(App and web page records)
------------
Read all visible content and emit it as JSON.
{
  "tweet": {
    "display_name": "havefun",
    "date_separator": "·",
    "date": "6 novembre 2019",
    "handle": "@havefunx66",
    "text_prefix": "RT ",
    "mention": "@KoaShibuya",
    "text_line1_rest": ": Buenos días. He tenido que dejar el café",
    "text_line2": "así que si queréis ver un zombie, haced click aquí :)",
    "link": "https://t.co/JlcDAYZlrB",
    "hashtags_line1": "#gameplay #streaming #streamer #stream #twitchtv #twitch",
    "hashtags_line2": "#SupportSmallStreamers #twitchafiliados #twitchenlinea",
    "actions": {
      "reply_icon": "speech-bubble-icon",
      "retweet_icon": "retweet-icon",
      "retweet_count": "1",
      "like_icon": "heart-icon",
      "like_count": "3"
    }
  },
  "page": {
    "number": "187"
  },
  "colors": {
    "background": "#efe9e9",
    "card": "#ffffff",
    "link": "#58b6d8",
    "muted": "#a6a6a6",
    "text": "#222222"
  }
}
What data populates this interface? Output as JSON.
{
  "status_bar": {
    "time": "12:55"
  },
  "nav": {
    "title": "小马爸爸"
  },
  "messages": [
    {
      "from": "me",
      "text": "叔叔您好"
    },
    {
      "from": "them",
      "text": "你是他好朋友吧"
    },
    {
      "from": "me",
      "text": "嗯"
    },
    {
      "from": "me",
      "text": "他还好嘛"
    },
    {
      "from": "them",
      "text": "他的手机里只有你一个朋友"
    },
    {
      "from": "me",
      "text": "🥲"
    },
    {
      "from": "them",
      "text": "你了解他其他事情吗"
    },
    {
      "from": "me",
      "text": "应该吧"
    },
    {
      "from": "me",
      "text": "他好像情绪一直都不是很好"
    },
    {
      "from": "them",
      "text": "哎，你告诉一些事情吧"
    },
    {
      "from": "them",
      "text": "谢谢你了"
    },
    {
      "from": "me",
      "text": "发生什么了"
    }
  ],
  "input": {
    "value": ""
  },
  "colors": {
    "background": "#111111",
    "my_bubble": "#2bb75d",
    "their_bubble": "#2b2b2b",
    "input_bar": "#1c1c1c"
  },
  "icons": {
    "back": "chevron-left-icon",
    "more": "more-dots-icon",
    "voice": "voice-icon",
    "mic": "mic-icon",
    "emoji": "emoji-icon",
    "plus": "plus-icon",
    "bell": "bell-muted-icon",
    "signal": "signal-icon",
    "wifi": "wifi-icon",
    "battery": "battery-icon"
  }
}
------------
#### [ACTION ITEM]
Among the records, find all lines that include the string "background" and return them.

#### [ANSWER TO THE EXERCISE]
    "background": "#efe9e9",
    "background": "#111111",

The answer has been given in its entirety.